Records from a data collection:
----

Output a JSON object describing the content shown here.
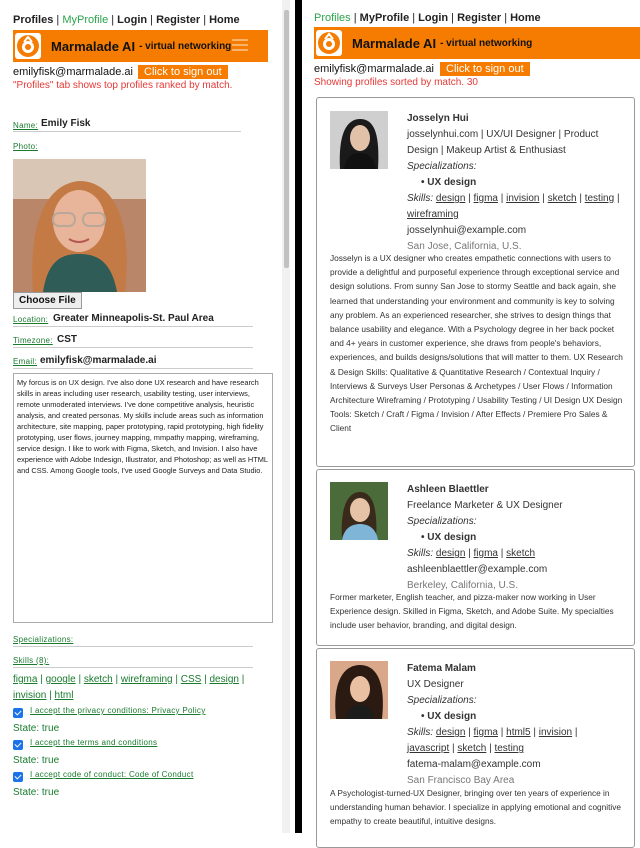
{
  "left": {
    "nav": {
      "profiles": "Profiles",
      "myprofile": "MyProfile",
      "login": "Login",
      "register": "Register",
      "home": "Home"
    },
    "banner": {
      "title": "Marmalade AI",
      "subtitle": "- virtual networking"
    },
    "email": "emilyfisk@marmalade.ai",
    "signout": "Click to sign out",
    "info": "\"Profiles\" tab shows top profiles ranked by match.",
    "name_label": "Name:",
    "name_value": "Emily Fisk",
    "photo_label": "Photo:",
    "choose_file": "Choose File",
    "location_label": "Location:",
    "location_value": "Greater Minneapolis-St. Paul Area",
    "timezone_label": "Timezone:",
    "timezone_value": "CST",
    "email_label": "Email:",
    "email_value": "emilyfisk@marmalade.ai",
    "bio": "My forcus is on UX design. I've also done UX research and have research skills in areas including user research, usability testing, user interviews, remote unmoderated interviews. I've done competitive analysis, heuristic analysis, and created personas.  My skills include areas such as information architecture, site mapping, paper prototyping, rapid prototyping, high fidelity prototyping, user flows, journey mapping, mmpathy mapping, wireframing, service design. I like to work with Figma, Sketch, and Invision. I also have experience with Adobe Indesign, Illustrator, and Photoshop; as well as HTML and CSS. Among Google tools, I've used Google Surveys and Data Studio.",
    "specializations_label": "Specializations:",
    "skills_label": "Skills (8):",
    "skills": [
      "figma",
      "google",
      "sketch",
      "wireframing",
      "CSS",
      "design",
      "invision",
      "html"
    ],
    "privacy_label": "I accept the privacy conditions: Privacy Policy",
    "terms_label": "I accept the terms and conditions",
    "conduct_label": "I accept code of conduct: Code of Conduct",
    "state_true": "State: true"
  },
  "right": {
    "nav": {
      "profiles": "Profiles",
      "myprofile": "MyProfile",
      "login": "Login",
      "register": "Register",
      "home": "Home"
    },
    "banner": {
      "title": "Marmalade AI",
      "subtitle": "- virtual networking"
    },
    "email": "emilyfisk@marmalade.ai",
    "signout": "Click to sign out",
    "info": "Showing profiles sorted by match. 30",
    "spec_heading": "Specializations:",
    "skills_prefix": "Skills:",
    "profiles": [
      {
        "name": "Josselyn Hui",
        "title": "josselynhui.com | UX/UI Designer | Product Design | Makeup Artist & Enthusiast",
        "specialization": "UX design",
        "skills": [
          "design",
          "figma",
          "invision",
          "sketch",
          "testing",
          "wireframing"
        ],
        "email": "josselynhui@example.com",
        "location": "San Jose, California, U.S.",
        "description": "Josselyn is a UX designer who creates empathetic connections with users to provide a delightful and purposeful experience through exceptional service and design solutions. From sunny San Jose to stormy Seattle and back again, she learned that understanding your environment and community is key to solving any problem. As an experienced researcher, she strives to design things that balance usability and elegance. With a Psychology degree in her back pocket and 4+ years in customer experience, she draws from people's behaviors, experiences, and builds designs/solutions that will matter to them. UX Research & Design Skills: Qualitative & Quantitative Research / Contextual Inquiry / Interviews & Surveys User Personas & Archetypes / User Flows / Information Architecture Wireframing / Prototyping / Usability Testing / UI Design UX Design Tools: Sketch / Craft / Figma / Invision / After Effects / Premiere Pro Sales & Client"
      },
      {
        "name": "Ashleen Blaettler",
        "title": "Freelance Marketer & UX Designer",
        "specialization": "UX design",
        "skills": [
          "design",
          "figma",
          "sketch"
        ],
        "email": "ashleenblaettler@example.com",
        "location": "Berkeley, California, U.S.",
        "description": "Former marketer, English teacher, and pizza-maker now working in User Experience design. Skilled in Figma, Sketch, and Adobe Suite. My specialties include user behavior, branding, and digital design."
      },
      {
        "name": "Fatema Malam",
        "title": "UX Designer",
        "specialization": "UX design",
        "skills": [
          "design",
          "figma",
          "html5",
          "invision",
          "javascript",
          "sketch",
          "testing"
        ],
        "email": "fatema-malam@example.com",
        "location": "San Francisco Bay Area",
        "description": "A Psychologist-turned-UX Designer, bringing over ten years of experience in understanding human behavior. I specialize in applying emotional and cognitive empathy to create beautiful, intuitive designs."
      }
    ]
  },
  "colors": {
    "accent": "#f57c00",
    "green": "#1a7a2e",
    "red": "#e53935",
    "checkbox": "#1a73e8"
  }
}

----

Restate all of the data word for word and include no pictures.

Output a JSON object describing the content shown here.
{
  "left": {
    "nav": {
      "profiles": "Profiles",
      "myprofile": "MyProfile",
      "login": "Login",
      "register": "Register",
      "home": "Home"
    },
    "banner": {
      "title": "Marmalade AI",
      "subtitle": "- virtual networking"
    },
    "email": "emilyfisk@marmalade.ai",
    "signout": "Click to sign out",
    "info": "\"Profiles\" tab shows top profiles ranked by match.",
    "name_label": "Name:",
    "name_value": "Emily Fisk",
    "photo_label": "Photo:",
    "choose_file": "Choose File",
    "location_label": "Location:",
    "location_value": "Greater Minneapolis-St. Paul Area",
    "timezone_label": "Timezone:",
    "timezone_value": "CST",
    "email_label": "Email:",
    "email_value": "emilyfisk@marmalade.ai",
    "bio": "My forcus is on UX design. I've also done UX research and have research skills in areas including user research, usability testing, user interviews, remote unmoderated interviews. I've done competitive analysis, heuristic analysis, and created personas.  My skills include areas such as information architecture, site mapping, paper prototyping, rapid prototyping, high fidelity prototyping, user flows, journey mapping, mmpathy mapping, wireframing, service design. I like to work with Figma, Sketch, and Invision. I also have experience with Adobe Indesign, Illustrator, and Photoshop; as well as HTML and CSS. Among Google tools, I've used Google Surveys and Data Studio.",
    "specializations_label": "Specializations:",
    "skills_label": "Skills (8):",
    "skills": [
      "figma",
      "google",
      "sketch",
      "wireframing",
      "CSS",
      "design",
      "invision",
      "html"
    ],
    "privacy_label": "I accept the privacy conditions: Privacy Policy",
    "terms_label": "I accept the terms and conditions",
    "conduct_label": "I accept code of conduct: Code of Conduct",
    "state_true": "State: true"
  },
  "right": {
    "nav": {
      "profiles": "Profiles",
      "myprofile": "MyProfile",
      "login": "Login",
      "register": "Register",
      "home": "Home"
    },
    "banner": {
      "title": "Marmalade AI",
      "subtitle": "- virtual networking"
    },
    "email": "emilyfisk@marmalade.ai",
    "signout": "Click to sign out",
    "info": "Showing profiles sorted by match. 30",
    "spec_heading": "Specializations:",
    "skills_prefix": "Skills:",
    "profiles": [
      {
        "name": "Josselyn Hui",
        "title": "josselynhui.com | UX/UI Designer | Product Design | Makeup Artist & Enthusiast",
        "specialization": "UX design",
        "skills": [
          "design",
          "figma",
          "invision",
          "sketch",
          "testing",
          "wireframing"
        ],
        "email": "josselynhui@example.com",
        "location": "San Jose, California, U.S.",
        "description": "Josselyn is a UX designer who creates empathetic connections with users to provide a delightful and purposeful experience through exceptional service and design solutions. From sunny San Jose to stormy Seattle and back again, she learned that understanding your environment and community is key to solving any problem. As an experienced researcher, she strives to design things that balance usability and elegance. With a Psychology degree in her back pocket and 4+ years in customer experience, she draws from people's behaviors, experiences, and builds designs/solutions that will matter to them. UX Research & Design Skills: Qualitative & Quantitative Research / Contextual Inquiry / Interviews & Surveys User Personas & Archetypes / User Flows / Information Architecture Wireframing / Prototyping / Usability Testing / UI Design UX Design Tools: Sketch / Craft / Figma / Invision / After Effects / Premiere Pro Sales & Client"
      },
      {
        "name": "Ashleen Blaettler",
        "title": "Freelance Marketer & UX Designer",
        "specialization": "UX design",
        "skills": [
          "design",
          "figma",
          "sketch"
        ],
        "email": "ashleenblaettler@example.com",
        "location": "Berkeley, California, U.S.",
        "description": "Former marketer, English teacher, and pizza-maker now working in User Experience design. Skilled in Figma, Sketch, and Adobe Suite. My specialties include user behavior, branding, and digital design."
      },
      {
        "name": "Fatema Malam",
        "title": "UX Designer",
        "specialization": "UX design",
        "skills": [
          "design",
          "figma",
          "html5",
          "invision",
          "javascript",
          "sketch",
          "testing"
        ],
        "email": "fatema-malam@example.com",
        "location": "San Francisco Bay Area",
        "description": "A Psychologist-turned-UX Designer, bringing over ten years of experience in understanding human behavior. I specialize in applying emotional and cognitive empathy to create beautiful, intuitive designs."
      }
    ]
  },
  "colors": {
    "accent": "#f57c00",
    "green": "#1a7a2e",
    "red": "#e53935",
    "checkbox": "#1a73e8"
  }
}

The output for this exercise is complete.